Exercise goal — The whole set of entries is to be restated word for word.

Provided material —
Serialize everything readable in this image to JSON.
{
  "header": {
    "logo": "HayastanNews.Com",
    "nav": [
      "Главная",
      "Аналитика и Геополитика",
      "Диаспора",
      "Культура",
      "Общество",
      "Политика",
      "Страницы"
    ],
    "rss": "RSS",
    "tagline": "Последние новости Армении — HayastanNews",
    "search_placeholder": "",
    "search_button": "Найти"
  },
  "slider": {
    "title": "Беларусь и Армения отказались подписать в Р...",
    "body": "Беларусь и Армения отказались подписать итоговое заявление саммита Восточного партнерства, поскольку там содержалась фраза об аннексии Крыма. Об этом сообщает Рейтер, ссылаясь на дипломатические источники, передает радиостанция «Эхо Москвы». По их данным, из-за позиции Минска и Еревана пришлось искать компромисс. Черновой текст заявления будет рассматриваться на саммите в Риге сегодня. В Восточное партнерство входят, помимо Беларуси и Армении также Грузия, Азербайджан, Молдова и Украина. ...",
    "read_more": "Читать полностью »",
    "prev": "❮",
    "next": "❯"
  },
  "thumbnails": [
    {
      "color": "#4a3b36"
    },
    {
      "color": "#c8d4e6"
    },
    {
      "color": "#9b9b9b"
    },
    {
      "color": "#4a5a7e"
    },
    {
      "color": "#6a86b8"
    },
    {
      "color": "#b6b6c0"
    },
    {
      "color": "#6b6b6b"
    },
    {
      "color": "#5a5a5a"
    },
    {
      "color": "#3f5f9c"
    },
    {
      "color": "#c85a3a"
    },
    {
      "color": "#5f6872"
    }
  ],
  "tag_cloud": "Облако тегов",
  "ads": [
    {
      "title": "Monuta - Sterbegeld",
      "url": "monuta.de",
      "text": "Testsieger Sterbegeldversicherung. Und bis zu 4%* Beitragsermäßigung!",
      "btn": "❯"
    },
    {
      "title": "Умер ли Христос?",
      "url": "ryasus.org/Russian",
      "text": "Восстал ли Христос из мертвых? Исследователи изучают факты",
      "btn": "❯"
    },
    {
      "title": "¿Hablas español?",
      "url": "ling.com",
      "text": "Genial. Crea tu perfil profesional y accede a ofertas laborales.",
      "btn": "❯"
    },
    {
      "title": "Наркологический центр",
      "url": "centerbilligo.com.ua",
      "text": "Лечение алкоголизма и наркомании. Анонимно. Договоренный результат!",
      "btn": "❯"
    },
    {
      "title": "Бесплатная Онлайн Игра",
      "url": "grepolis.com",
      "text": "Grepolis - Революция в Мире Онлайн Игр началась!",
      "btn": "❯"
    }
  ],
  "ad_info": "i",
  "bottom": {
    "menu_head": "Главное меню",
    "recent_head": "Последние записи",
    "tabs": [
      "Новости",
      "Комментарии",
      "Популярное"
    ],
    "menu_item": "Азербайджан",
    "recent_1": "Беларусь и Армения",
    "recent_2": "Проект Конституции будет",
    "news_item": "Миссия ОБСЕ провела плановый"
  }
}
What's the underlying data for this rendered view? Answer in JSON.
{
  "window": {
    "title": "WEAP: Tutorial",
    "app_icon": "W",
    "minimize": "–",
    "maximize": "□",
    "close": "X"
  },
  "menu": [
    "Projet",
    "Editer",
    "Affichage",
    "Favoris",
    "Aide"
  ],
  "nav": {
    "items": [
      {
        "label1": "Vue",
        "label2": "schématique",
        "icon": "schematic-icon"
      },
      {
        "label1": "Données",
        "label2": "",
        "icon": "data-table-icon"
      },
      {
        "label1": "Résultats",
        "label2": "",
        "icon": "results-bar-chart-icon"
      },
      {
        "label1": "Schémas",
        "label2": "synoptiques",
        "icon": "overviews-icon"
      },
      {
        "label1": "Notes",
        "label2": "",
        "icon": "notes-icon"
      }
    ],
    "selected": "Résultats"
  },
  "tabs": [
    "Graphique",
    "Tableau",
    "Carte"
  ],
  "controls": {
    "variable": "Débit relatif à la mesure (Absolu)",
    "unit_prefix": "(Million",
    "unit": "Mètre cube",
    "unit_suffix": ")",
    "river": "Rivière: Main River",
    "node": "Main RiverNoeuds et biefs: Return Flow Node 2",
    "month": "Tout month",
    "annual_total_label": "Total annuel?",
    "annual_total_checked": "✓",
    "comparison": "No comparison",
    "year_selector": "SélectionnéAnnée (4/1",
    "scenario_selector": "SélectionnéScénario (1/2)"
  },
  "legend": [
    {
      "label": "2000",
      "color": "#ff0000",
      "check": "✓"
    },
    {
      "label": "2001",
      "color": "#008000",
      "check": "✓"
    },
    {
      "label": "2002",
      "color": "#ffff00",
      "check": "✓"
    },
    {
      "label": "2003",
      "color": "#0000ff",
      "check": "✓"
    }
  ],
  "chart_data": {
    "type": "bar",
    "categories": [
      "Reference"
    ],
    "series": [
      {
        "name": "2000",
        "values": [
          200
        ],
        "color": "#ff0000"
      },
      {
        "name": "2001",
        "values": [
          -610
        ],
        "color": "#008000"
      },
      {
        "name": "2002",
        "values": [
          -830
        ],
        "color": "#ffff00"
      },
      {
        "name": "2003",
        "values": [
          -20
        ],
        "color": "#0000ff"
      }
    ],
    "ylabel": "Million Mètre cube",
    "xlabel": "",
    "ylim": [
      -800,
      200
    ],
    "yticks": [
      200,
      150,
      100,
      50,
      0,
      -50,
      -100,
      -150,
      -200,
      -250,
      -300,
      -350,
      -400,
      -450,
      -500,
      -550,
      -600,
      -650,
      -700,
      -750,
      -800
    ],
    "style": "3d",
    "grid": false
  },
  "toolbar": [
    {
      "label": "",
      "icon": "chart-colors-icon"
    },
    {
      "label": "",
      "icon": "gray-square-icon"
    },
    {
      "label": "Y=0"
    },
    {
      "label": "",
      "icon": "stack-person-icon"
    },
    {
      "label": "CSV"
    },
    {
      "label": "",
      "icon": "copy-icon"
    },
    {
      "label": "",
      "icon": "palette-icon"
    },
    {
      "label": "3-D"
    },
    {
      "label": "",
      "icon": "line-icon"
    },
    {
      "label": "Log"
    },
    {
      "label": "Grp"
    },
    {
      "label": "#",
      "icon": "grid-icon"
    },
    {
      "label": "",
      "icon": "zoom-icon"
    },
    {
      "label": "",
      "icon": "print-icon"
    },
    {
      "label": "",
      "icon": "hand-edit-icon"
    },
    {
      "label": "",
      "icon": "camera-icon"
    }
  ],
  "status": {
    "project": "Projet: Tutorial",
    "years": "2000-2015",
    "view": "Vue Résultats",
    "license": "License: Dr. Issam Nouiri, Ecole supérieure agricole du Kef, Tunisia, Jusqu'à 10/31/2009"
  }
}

Answer area —
Serialize everything readable in this image to JSON.
{
  "header": {
    "logo": "HayastanNews.Com",
    "nav": [
      "Главная",
      "Аналитика и Геополитика",
      "Диаспора",
      "Культура",
      "Общество",
      "Политика",
      "Страницы"
    ],
    "rss": "RSS",
    "tagline": "Последние новости Армении — HayastanNews",
    "search_placeholder": "",
    "search_button": "Найти"
  },
  "slider": {
    "title": "Беларусь и Армения отказались подписать в Р...",
    "body": "Беларусь и Армения отказались подписать итоговое заявление саммита Восточного партнерства, поскольку там содержалась фраза об аннексии Крыма. Об этом сообщает Рейтер, ссылаясь на дипломатические источники, передает радиостанция «Эхо Москвы». По их данным, из-за позиции Минска и Еревана пришлось искать компромисс. Черновой текст заявления будет рассматриваться на саммите в Риге сегодня. В Восточное партнерство входят, помимо Беларуси и Армении также Грузия, Азербайджан, Молдова и Украина. ...",
    "read_more": "Читать полностью »",
    "prev": "❮",
    "next": "❯"
  },
  "thumbnails": [
    {
      "color": "#4a3b36"
    },
    {
      "color": "#c8d4e6"
    },
    {
      "color": "#9b9b9b"
    },
    {
      "color": "#4a5a7e"
    },
    {
      "color": "#6a86b8"
    },
    {
      "color": "#b6b6c0"
    },
    {
      "color": "#6b6b6b"
    },
    {
      "color": "#5a5a5a"
    },
    {
      "color": "#3f5f9c"
    },
    {
      "color": "#c85a3a"
    },
    {
      "color": "#5f6872"
    }
  ],
  "tag_cloud": "Облако тегов",
  "ads": [
    {
      "title": "Monuta - Sterbegeld",
      "url": "monuta.de",
      "text": "Testsieger Sterbegeldversicherung. Und bis zu 4%* Beitragsermäßigung!",
      "btn": "❯"
    },
    {
      "title": "Умер ли Христос?",
      "url": "ryasus.org/Russian",
      "text": "Восстал ли Христос из мертвых? Исследователи изучают факты",
      "btn": "❯"
    },
    {
      "title": "¿Hablas español?",
      "url": "ling.com",
      "text": "Genial. Crea tu perfil profesional y accede a ofertas laborales.",
      "btn": "❯"
    },
    {
      "title": "Наркологический центр",
      "url": "centerbilligo.com.ua",
      "text": "Лечение алкоголизма и наркомании. Анонимно. Договоренный результат!",
      "btn": "❯"
    },
    {
      "title": "Бесплатная Онлайн Игра",
      "url": "grepolis.com",
      "text": "Grepolis - Революция в Мире Онлайн Игр началась!",
      "btn": "❯"
    }
  ],
  "ad_info": "i",
  "bottom": {
    "menu_head": "Главное меню",
    "recent_head": "Последние записи",
    "tabs": [
      "Новости",
      "Комментарии",
      "Популярное"
    ],
    "menu_item": "Азербайджан",
    "recent_1": "Беларусь и Армения",
    "recent_2": "Проект Конституции будет",
    "news_item": "Миссия ОБСЕ провела плановый"
  }
}
What's the underlying data for this rendered view? Answer in JSON.
{
  "window": {
    "title": "WEAP: Tutorial",
    "app_icon": "W",
    "minimize": "–",
    "maximize": "□",
    "close": "X"
  },
  "menu": [
    "Projet",
    "Editer",
    "Affichage",
    "Favoris",
    "Aide"
  ],
  "nav": {
    "items": [
      {
        "label1": "Vue",
        "label2": "schématique",
        "icon": "schematic-icon"
      },
      {
        "label1": "Données",
        "label2": "",
        "icon": "data-table-icon"
      },
      {
        "label1": "Résultats",
        "label2": "",
        "icon": "results-bar-chart-icon"
      },
      {
        "label1": "Schémas",
        "label2": "synoptiques",
        "icon": "overviews-icon"
      },
      {
        "label1": "Notes",
        "label2": "",
        "icon": "notes-icon"
      }
    ],
    "selected": "Résultats"
  },
  "tabs": [
    "Graphique",
    "Tableau",
    "Carte"
  ],
  "controls": {
    "variable": "Débit relatif à la mesure (Absolu)",
    "unit_prefix": "(Million",
    "unit": "Mètre cube",
    "unit_suffix": ")",
    "river": "Rivière: Main River",
    "node": "Main RiverNoeuds et biefs: Return Flow Node 2",
    "month": "Tout month",
    "annual_total_label": "Total annuel?",
    "annual_total_checked": "✓",
    "comparison": "No comparison",
    "year_selector": "SélectionnéAnnée (4/1",
    "scenario_selector": "SélectionnéScénario (1/2)"
  },
  "legend": [
    {
      "label": "2000",
      "color": "#ff0000",
      "check": "✓"
    },
    {
      "label": "2001",
      "color": "#008000",
      "check": "✓"
    },
    {
      "label": "2002",
      "color": "#ffff00",
      "check": "✓"
    },
    {
      "label": "2003",
      "color": "#0000ff",
      "check": "✓"
    }
  ],
  "chart_data": {
    "type": "bar",
    "categories": [
      "Reference"
    ],
    "series": [
      {
        "name": "2000",
        "values": [
          200
        ],
        "color": "#ff0000"
      },
      {
        "name": "2001",
        "values": [
          -610
        ],
        "color": "#008000"
      },
      {
        "name": "2002",
        "values": [
          -830
        ],
        "color": "#ffff00"
      },
      {
        "name": "2003",
        "values": [
          -20
        ],
        "color": "#0000ff"
      }
    ],
    "ylabel": "Million Mètre cube",
    "xlabel": "",
    "ylim": [
      -800,
      200
    ],
    "yticks": [
      200,
      150,
      100,
      50,
      0,
      -50,
      -100,
      -150,
      -200,
      -250,
      -300,
      -350,
      -400,
      -450,
      -500,
      -550,
      -600,
      -650,
      -700,
      -750,
      -800
    ],
    "style": "3d",
    "grid": false
  },
  "toolbar": [
    {
      "label": "",
      "icon": "chart-colors-icon"
    },
    {
      "label": "",
      "icon": "gray-square-icon"
    },
    {
      "label": "Y=0"
    },
    {
      "label": "",
      "icon": "stack-person-icon"
    },
    {
      "label": "CSV"
    },
    {
      "label": "",
      "icon": "copy-icon"
    },
    {
      "label": "",
      "icon": "palette-icon"
    },
    {
      "label": "3-D"
    },
    {
      "label": "",
      "icon": "line-icon"
    },
    {
      "label": "Log"
    },
    {
      "label": "Grp"
    },
    {
      "label": "#",
      "icon": "grid-icon"
    },
    {
      "label": "",
      "icon": "zoom-icon"
    },
    {
      "label": "",
      "icon": "print-icon"
    },
    {
      "label": "",
      "icon": "hand-edit-icon"
    },
    {
      "label": "",
      "icon": "camera-icon"
    }
  ],
  "status": {
    "project": "Projet: Tutorial",
    "years": "2000-2015",
    "view": "Vue Résultats",
    "license": "License: Dr. Issam Nouiri, Ecole supérieure agricole du Kef, Tunisia, Jusqu'à 10/31/2009"
  }
}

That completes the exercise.